Warren Buffett is well-known for being perhaps the greatest investor of all time, and his stock picks are closely followed by many investors worldwide. Specifically, the stock portfolio of Berkshire Hathaway (NYSE:BRK-A) (NYSE:BRK-B) contains more than 40 stock positions in a variety of sizes and industries. Here are the details about Buffett's stocks, and how investors can use this information to help form their own portfolios.
Berkshire Hathaway's stock portfolio
Most "Warren Buffett stocks" are actually held in Berkshire Hathaway's stock portfolio, of which around 20% of the outstanding shares are owned by Buffett.

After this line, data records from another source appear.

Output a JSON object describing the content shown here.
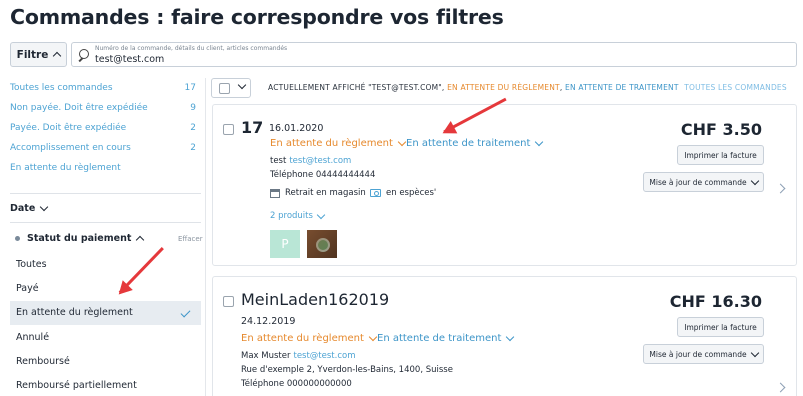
{
  "page": {
    "title": "Commandes : faire correspondre vos filtres"
  },
  "toolbar": {
    "filter_label": "Filtre",
    "search_placeholder": "Numéro de la commande, détails du client, articles commandés",
    "search_value": "test@test.com"
  },
  "sidebar": {
    "items": [
      {
        "label": "Toutes les commandes",
        "count": "17"
      },
      {
        "label": "Non payée. Doit être expédiée",
        "count": "9"
      },
      {
        "label": "Payée. Doit être expédiée",
        "count": "2"
      },
      {
        "label": "Accomplissement en cours",
        "count": "2"
      },
      {
        "label": "En attente du règlement",
        "count": ""
      }
    ],
    "date_label": "Date",
    "payment_status": {
      "label": "Statut du paiement",
      "clear_label": "Effacer",
      "options": [
        {
          "label": "Toutes",
          "selected": false
        },
        {
          "label": "Payé",
          "selected": false
        },
        {
          "label": "En attente du règlement",
          "selected": true
        },
        {
          "label": "Annulé",
          "selected": false
        },
        {
          "label": "Remboursé",
          "selected": false
        },
        {
          "label": "Remboursé partiellement",
          "selected": false
        }
      ]
    }
  },
  "filters_bar": {
    "prefix": "ACTUELLEMENT AFFICHÉ \"TEST@TEST.COM\",",
    "payment": "EN ATTENTE DU RÈGLEMENT",
    "comma": ",",
    "processing": "EN ATTENTE DE TRAITEMENT",
    "all_orders": "TOUTES LES COMMANDES"
  },
  "orders": [
    {
      "number": "17",
      "date": "16.01.2020",
      "payment_status": "En attente du règlement",
      "processing_status": "En attente de traitement",
      "customer_name": "test",
      "customer_email": "test@test.com",
      "phone": "Téléphone 04444444444",
      "shipping": "Retrait en magasin",
      "payment_method": "en espèces'",
      "products_link": "2 produits",
      "thumb_letter": "P",
      "price": "CHF 3.50",
      "print_label": "Imprimer la facture",
      "update_label": "Mise à jour de commande"
    },
    {
      "number": "MeinLaden162019",
      "date": "24.12.2019",
      "payment_status": "En attente du règlement",
      "processing_status": "En attente de traitement",
      "customer_name": "Max Muster",
      "customer_email": "test@test.com",
      "address": "Rue d'exemple 2, Yverdon-les-Bains, 1400, Suisse",
      "phone": "Téléphone 000000000000",
      "price": "CHF 16.30",
      "print_label": "Imprimer la facture",
      "update_label": "Mise à jour de commande"
    }
  ],
  "colors": {
    "accent_blue": "#3d95c8",
    "link_blue": "#4da3d3",
    "pending_orange": "#e6892d",
    "annotation_red": "#e5383b"
  },
  "icons": [
    "search-icon",
    "chevron-up-icon",
    "chevron-down-icon",
    "check-icon",
    "store-icon",
    "cash-icon",
    "chevron-right-icon",
    "annotation-arrow"
  ]
}
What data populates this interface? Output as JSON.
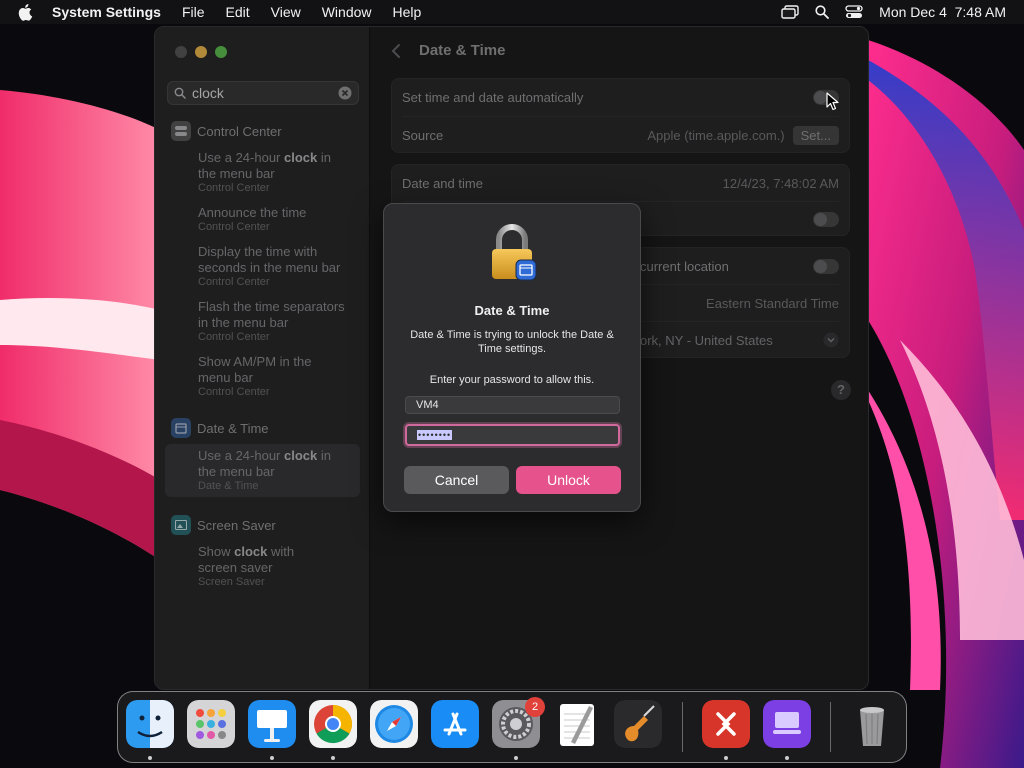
{
  "menubar": {
    "app_name": "System Settings",
    "menus": [
      "File",
      "Edit",
      "View",
      "Window",
      "Help"
    ],
    "datetime": "Mon Dec 4  7:48 AM"
  },
  "sidebar": {
    "search_value": "clock",
    "groups": [
      {
        "title": "Control Center",
        "results": [
          {
            "pre": "Use a 24-hour ",
            "bold": "clock",
            "post": " in the menu bar",
            "sub": "Control Center"
          },
          {
            "pre": "Announce the time",
            "bold": "",
            "post": "",
            "sub": "Control Center"
          },
          {
            "pre": "Display the time with seconds in the menu bar",
            "bold": "",
            "post": "",
            "sub": "Control Center"
          },
          {
            "pre": "Flash the time separators in the menu bar",
            "bold": "",
            "post": "",
            "sub": "Control Center"
          },
          {
            "pre": "Show AM/PM in the menu bar",
            "bold": "",
            "post": "",
            "sub": "Control Center"
          }
        ]
      },
      {
        "title": "Date & Time",
        "results": [
          {
            "pre": "Use a 24-hour ",
            "bold": "clock",
            "post": " in the menu bar",
            "sub": "Date & Time"
          }
        ]
      },
      {
        "title": "Screen Saver",
        "results": [
          {
            "pre": "Show ",
            "bold": "clock",
            "post": " with screen saver",
            "sub": "Screen Saver"
          }
        ]
      }
    ]
  },
  "main": {
    "title": "Date & Time",
    "set_auto_label": "Set time and date automatically",
    "source_label": "Source",
    "source_value": "Apple (time.apple.com.)",
    "set_button": "Set...",
    "date_time_label": "Date and time",
    "date_time_value": "12/4/23, 7:48:02 AM",
    "location_label": "current location",
    "timezone_value": "Eastern Standard Time",
    "city_value": "ork, NY - United States",
    "help": "?"
  },
  "dialog": {
    "title": "Date & Time",
    "message": "Date & Time is trying to unlock the Date & Time settings.",
    "prompt": "Enter your password to allow this.",
    "username": "VM4",
    "password_mask": "••••••••",
    "cancel": "Cancel",
    "unlock": "Unlock"
  },
  "dock": {
    "badge": "2",
    "apps": [
      "finder",
      "launchpad",
      "keynote",
      "chrome",
      "safari",
      "app-store",
      "system-settings",
      "textedit",
      "garageband",
      "remote-desktop",
      "apple-configurator",
      "trash"
    ]
  },
  "colors": {
    "accent": "#e5528c",
    "focus_ring": "#d06a9c"
  }
}
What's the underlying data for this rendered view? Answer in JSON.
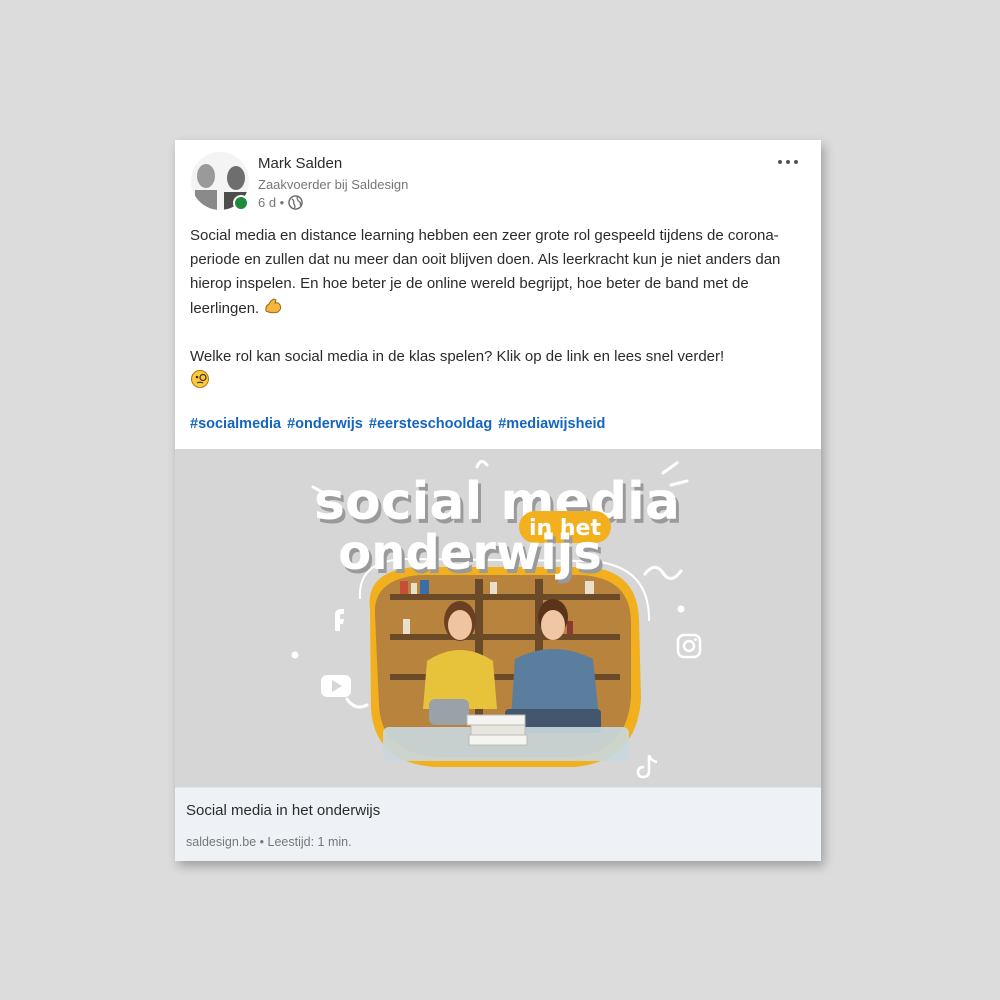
{
  "post": {
    "author_name": "Mark Salden",
    "author_title": "Zaakvoerder bij Saldesign",
    "age": "6 d •",
    "paragraph1": "Social media en distance learning hebben een zeer grote rol gespeeld tijdens de corona-periode en zullen dat nu meer dan ooit blijven doen. Als leerkracht kun je niet anders dan hierop inspelen. En hoe beter je de online wereld begrijpt, hoe beter de band met de leerlingen.",
    "paragraph2": "Welke rol kan social media in de klas spelen? Klik op de link en lees snel verder!",
    "hashtags": [
      "#socialmedia",
      "#onderwijs",
      "#eersteschooldag",
      "#mediawijsheid"
    ],
    "icons": {
      "more": "more-options-icon",
      "visibility": "globe-icon",
      "emoji1": "flexed-biceps-emoji",
      "emoji2": "face-with-monocle-emoji"
    }
  },
  "image": {
    "headline_line1": "social media",
    "headline_badge": "in het",
    "headline_line2": "onderwijs",
    "social_icons": [
      "facebook-icon",
      "youtube-icon",
      "instagram-icon",
      "tiktok-icon"
    ]
  },
  "link_preview": {
    "title": "Social media in het onderwijs",
    "meta": "saldesign.be • Leestijd: 1 min."
  },
  "colors": {
    "link": "#1565c0",
    "online": "#1f8a3b",
    "badge": "#f2b01e",
    "background": "#dcdcdc"
  }
}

As of Berkshire's latest SEC filing, the company owned stock in 45 different companies, but it's important to discuss the details behind this number. For one thing, the portfolio is disproportionately weighted toward its largest holdings, and there are some that are rather insignificant by Berkshire's standards. For example, Berkshire's Wells Fargo stake is worth $23.2 billion, while its investment in UPS is worth less than $6 million.
To give you an idea of Berkshire's largest holdings, here are the company's 15 largest stock positions, and the current market value of each:
- Kraft Heinz ($26.3 billion)
- Wells Fargo ($23.2 billion)
- Coca-Cola ($17.7 billion)
- IBM ($11.9 billion)
- American Express ($9.6 billion)
- Phillips 66 ($5.9 billion)
- Wal-Mart ($3.5 billion)
- US Bancorp ($3.5 billion)
- DaVita Healthcare ($2.9 billion)
- Charter Communications ($2.3 billion)
- Moody's ($2.3 billion)
- Deere & Co. ($1.9 billion)
- Goldman Sachs ($1.7 billion)
- General Motors ($1.5 billion)
- USG Corporation ($1.1 billion)
The top holdings are significantly bigger than the rest. In fact, the three largest holdings are worth more than the other 40 combined. So while Berkshire owns shares of 45 companies, much of the portfolio's performance depends on a few large holdings.
In addition, it's important to mention that Buffett doesn't do all of the stock-picking these days. Berkshire has begun to rely more and more on other managers, such as Ted Weschler and Todd Combs, to buy stocks. Actually, Berkshire's recently announced Apple stake was the selection of one of these other managers.
Finally, Warren Buffett has a personal stock portfolio in addition to his holdings through Berkshire, which is relatively small in comparison. On occasion, we'll hear about a stock Buffett bought personally, such as his late-2015 investment in REIT Seritage Growth Properties. However, the majority of Buffett's investments are made through Berkshire.
Wholly owned investments
No discussion of Warren Buffett or Berkshire Hathaway's investments would be complete without mentioning Berkshire's wholly owned subsidiaries. As of this writing, Berkshire's stock portfolio is worth approximately $127 billion, while the company as a whole has a market capitalization of $348 billion, so the bulk of Berkshire's assets are in the form of its subsidiaries.
Berkshire has 61 subsidiary companies in its portfolio, ranging from insurance giants to furniture stores to clothing manufacturers. Just to name a few of the more well-known Berkshire subsidiaries, the company owns:
- BNSF Railroad
- Business Wire
- Clayton Homes
- Fruit of the Loom
- Pampered Chef
- Precision Castparts
Buffett's stocks change regularly
It's also important to be aware that although Buffett is known as a buy-and-hold investor, Berkshire does buy and sell stocks on a pretty regular basis. Many investors follow the company's SEC filings closely in order to track what Buffett buys and sells.
For example, in its most recent SEC filing, which showed the company's stock ownership as of March 31, it was revealed that Berkshire added a new stake in Apple worth nearly $1 billion, and also made significant purchases of IBM, Visa, Phillips 66, and Bank of New York Mellon. The company also unloaded its entire $2.3 billion AT&T stake as well as substantially all of its $4.3 billion Procter & Gamble stake.
Should you follow Buffett's moves?
While it can certainly be interesting to keep track of what Buffett and other billionaire investors are buying and selling, it's never a smart idea to jump into a stock just because someone else does -- even if that someone else is the Oracle of Omaha.
Having said that, looking at Berkshire Hathaway's stock portfolio can give you plenty of ideas of stocks to investigate further in order to determine their suitability (or lack thereof) for your particular risk tolerance and investment objectives.